With all independent films, you need to judge them within their genre, not up against epic movies with budgets in the 9 digits. In that respect, Creed of Gold is a quality film that exhibits some ground-breaking elements, pushing the limits of what is commonly attempted by most independent Christian filmmakers.
If there is a down-side to the film it would be the elaborate back-story. I’ve seen the film three times now, which is rare as I usually never watch a movie twice. This is a compliment in that the film is compressed enough that there is something new to be gained from additional viewings, but I still don’t understand the entire back-story. It is largely told (in conversations), not shown (a no-no in film-making), and it was too in-depth for me to catch it all. I think Creed of Gold needs to be released as a novel for those who really want to enjoy the intricate historical plot that underlies this story. So with that said, even if you couldn’t explain to someone about the back story, the movie really doesn’t hinge on it in many ways. You can fairly easily follow the modern-day plot and all you really need to know is that the modern-day bad guys are somehow inextricably linked to the bad-guys of yesteryear. Problem solved, now you just need to enjoy the film! Here is a description of the film from the producers (to help you with my dilemma!):
A secret group that financed the Bolshevik Revolution of 1917 did not break any laws but was what they did ethically right? The film follows three college students as they investigate this shadowy secret group of individuals who influence national economies for personal advantage. For centuries, this group has manipulated finances around the world and is now using the Federal Reserve to undermine the U.S. economic situation. Everything they do is essentially legal and undetectable.

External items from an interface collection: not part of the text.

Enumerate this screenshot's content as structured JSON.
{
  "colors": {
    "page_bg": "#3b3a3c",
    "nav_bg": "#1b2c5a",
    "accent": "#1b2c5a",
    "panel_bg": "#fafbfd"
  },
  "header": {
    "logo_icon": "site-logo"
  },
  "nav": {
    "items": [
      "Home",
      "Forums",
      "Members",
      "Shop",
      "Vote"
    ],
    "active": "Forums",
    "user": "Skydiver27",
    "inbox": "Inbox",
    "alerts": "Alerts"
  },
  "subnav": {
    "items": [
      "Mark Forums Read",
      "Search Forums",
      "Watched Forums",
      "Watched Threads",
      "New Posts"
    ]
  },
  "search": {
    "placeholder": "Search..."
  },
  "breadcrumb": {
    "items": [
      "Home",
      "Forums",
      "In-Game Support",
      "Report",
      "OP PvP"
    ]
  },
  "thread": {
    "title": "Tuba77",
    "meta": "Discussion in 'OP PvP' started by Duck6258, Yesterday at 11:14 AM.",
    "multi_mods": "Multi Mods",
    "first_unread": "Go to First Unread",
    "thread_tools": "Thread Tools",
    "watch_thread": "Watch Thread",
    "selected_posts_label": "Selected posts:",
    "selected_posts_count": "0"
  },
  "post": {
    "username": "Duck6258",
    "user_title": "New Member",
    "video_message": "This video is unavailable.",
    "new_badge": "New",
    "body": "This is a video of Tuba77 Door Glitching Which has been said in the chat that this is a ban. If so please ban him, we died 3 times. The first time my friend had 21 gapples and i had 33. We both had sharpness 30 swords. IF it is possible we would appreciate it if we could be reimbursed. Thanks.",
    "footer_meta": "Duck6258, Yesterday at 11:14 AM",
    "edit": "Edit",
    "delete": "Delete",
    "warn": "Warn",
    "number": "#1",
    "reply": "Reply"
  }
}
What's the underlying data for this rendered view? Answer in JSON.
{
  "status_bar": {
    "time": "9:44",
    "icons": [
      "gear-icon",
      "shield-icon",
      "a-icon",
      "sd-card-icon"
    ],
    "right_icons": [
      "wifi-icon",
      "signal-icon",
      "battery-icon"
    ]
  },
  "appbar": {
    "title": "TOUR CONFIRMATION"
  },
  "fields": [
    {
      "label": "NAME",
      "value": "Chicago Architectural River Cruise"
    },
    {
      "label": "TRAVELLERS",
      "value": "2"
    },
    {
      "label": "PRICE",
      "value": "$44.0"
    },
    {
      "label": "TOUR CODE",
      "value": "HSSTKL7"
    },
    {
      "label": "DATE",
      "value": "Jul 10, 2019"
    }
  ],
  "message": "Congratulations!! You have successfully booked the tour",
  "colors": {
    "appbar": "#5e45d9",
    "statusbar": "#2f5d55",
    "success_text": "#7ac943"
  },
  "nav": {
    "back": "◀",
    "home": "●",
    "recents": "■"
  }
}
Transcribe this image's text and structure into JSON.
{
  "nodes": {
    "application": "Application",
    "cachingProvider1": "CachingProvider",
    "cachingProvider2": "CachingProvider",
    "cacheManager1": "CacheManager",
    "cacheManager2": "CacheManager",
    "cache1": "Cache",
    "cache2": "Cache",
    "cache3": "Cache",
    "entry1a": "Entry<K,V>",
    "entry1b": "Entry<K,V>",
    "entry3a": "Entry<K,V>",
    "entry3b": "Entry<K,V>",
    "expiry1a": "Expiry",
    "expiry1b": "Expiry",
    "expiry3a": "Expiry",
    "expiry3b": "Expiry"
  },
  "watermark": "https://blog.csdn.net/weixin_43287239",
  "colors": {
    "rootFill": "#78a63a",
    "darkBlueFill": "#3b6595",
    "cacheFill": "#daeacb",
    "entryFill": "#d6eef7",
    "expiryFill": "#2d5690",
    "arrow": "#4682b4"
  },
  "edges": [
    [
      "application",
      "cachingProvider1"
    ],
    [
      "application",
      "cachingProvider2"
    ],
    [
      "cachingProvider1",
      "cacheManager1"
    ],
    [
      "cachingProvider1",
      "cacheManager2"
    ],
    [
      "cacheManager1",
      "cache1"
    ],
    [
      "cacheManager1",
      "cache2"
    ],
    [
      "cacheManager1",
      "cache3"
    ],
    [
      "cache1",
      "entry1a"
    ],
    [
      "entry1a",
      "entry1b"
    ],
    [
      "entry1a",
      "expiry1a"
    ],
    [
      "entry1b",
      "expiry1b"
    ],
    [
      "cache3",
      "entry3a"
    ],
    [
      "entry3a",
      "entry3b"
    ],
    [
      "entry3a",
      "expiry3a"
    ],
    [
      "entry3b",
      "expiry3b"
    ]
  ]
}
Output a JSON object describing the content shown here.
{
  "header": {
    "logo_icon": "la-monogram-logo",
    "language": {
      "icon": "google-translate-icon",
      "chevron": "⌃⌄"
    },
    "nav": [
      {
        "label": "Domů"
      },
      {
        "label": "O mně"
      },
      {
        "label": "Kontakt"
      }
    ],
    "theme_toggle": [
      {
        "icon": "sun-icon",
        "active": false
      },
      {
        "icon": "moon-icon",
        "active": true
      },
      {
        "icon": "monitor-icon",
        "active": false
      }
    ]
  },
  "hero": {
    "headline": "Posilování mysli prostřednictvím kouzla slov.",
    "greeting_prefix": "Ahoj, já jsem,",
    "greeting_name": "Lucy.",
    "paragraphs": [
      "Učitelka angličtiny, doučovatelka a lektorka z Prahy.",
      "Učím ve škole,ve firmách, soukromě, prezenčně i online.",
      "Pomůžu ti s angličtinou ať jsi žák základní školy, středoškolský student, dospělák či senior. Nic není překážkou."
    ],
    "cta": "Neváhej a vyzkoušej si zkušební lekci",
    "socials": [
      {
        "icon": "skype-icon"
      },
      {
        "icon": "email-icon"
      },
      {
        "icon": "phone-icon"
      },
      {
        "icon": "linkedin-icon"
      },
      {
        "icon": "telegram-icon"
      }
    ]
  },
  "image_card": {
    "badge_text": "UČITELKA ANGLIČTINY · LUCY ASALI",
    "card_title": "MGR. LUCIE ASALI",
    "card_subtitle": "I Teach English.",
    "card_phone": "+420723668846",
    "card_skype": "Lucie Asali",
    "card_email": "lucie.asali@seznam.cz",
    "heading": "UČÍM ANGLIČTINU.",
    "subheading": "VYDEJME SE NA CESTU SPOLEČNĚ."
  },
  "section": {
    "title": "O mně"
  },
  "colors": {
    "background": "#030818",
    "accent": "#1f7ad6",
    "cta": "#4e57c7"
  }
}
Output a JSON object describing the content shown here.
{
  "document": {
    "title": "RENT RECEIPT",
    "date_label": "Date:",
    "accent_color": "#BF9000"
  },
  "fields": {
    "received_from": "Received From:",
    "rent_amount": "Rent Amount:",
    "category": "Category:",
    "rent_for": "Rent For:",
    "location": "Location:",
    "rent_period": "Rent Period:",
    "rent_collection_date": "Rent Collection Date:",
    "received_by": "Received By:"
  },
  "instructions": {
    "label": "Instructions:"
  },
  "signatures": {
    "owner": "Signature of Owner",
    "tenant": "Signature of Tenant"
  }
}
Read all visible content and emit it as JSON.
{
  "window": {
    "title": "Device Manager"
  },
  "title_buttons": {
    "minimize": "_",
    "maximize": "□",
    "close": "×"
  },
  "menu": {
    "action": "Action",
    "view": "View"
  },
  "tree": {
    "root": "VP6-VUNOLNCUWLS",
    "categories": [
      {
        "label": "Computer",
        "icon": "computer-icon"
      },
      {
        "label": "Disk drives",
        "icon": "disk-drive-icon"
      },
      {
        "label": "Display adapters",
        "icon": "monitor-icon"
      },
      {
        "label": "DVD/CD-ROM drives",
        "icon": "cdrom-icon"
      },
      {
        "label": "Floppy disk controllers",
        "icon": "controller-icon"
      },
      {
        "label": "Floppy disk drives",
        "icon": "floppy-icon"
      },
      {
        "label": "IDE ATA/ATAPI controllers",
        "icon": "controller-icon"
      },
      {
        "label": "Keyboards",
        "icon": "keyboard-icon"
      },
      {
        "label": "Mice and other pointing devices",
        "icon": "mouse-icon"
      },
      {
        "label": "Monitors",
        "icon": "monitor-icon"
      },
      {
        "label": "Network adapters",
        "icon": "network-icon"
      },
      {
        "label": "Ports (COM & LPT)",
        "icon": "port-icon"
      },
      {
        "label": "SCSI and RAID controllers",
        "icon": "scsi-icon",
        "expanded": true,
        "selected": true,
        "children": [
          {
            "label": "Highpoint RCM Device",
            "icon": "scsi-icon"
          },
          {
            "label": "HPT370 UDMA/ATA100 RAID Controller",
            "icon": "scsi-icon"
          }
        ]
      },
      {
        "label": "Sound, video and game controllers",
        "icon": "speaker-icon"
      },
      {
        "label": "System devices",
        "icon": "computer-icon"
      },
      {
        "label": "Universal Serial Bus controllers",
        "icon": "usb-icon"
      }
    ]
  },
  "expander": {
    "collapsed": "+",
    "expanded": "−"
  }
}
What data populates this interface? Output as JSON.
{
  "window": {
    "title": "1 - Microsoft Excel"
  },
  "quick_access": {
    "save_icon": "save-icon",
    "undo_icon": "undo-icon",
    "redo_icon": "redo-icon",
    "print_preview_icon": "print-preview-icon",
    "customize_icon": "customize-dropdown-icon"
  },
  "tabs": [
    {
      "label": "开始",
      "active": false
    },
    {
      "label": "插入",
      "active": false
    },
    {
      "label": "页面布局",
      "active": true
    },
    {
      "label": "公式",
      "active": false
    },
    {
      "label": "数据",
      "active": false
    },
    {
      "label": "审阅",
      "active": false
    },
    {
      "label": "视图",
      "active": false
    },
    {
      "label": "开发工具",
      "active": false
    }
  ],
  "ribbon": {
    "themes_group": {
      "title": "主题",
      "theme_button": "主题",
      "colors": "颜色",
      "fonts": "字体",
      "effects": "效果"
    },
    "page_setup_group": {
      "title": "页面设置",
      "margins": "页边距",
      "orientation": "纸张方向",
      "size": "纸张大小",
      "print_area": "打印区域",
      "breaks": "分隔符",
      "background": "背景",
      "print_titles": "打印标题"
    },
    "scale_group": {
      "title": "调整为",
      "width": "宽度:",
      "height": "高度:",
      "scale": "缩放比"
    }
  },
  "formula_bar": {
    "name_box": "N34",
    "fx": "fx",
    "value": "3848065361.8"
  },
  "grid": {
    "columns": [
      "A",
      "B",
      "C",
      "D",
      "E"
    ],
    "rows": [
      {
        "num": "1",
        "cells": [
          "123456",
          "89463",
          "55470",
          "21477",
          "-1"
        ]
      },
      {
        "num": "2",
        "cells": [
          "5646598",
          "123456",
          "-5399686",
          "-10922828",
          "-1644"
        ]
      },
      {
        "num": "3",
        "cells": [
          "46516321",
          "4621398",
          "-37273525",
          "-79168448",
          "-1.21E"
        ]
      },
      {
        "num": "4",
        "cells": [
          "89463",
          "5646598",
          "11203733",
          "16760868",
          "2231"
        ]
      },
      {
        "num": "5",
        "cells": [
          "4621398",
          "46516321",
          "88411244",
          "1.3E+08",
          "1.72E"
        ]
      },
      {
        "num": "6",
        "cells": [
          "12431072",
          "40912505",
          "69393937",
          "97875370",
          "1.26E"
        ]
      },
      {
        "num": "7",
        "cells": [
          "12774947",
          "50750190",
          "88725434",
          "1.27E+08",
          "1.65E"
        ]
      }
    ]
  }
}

When, unbeknownst to the others, one man gets greedy and creates a computer program in the Federal Reserve accounting program to siphon money into his own pocket, the race is on. Can our heroic band put together a compelling case strong enough and fast enough to reveal corruption at the Federal Reserve and ultimately the truth about the Bolshevik revolution before their trail of evidence is destroyed and they are eliminated?
As an immigrant from Russia, Adam relates the ideas that led to the Bolshevik revolution to modern America. Cody, as Adam’s brilliant but humorous side-kick, helps bring the message of the film home by sometimes just stating the obvious. And Kirsten allows us to empathize with the trio as we follow her personal journey from high-society to heartfelt faith.
Creed of Gold… Who Controls the Wealth of Nations?
Some young children may be disturbed by the mild violence in the film (different families have vastly different standards on these issues), but overall, this is a good, clean, fun film for the family that parents and older children (12 & up), will really enjoy. If you like independent Christian films, this is one you will want to add to your collection.
For more information on the film, visit: http://creedofgold.com
Israel Wayne (who wrote this review) is an Author and Conference Speaker who serves the Lord at Wisdom’s Gate Ministries.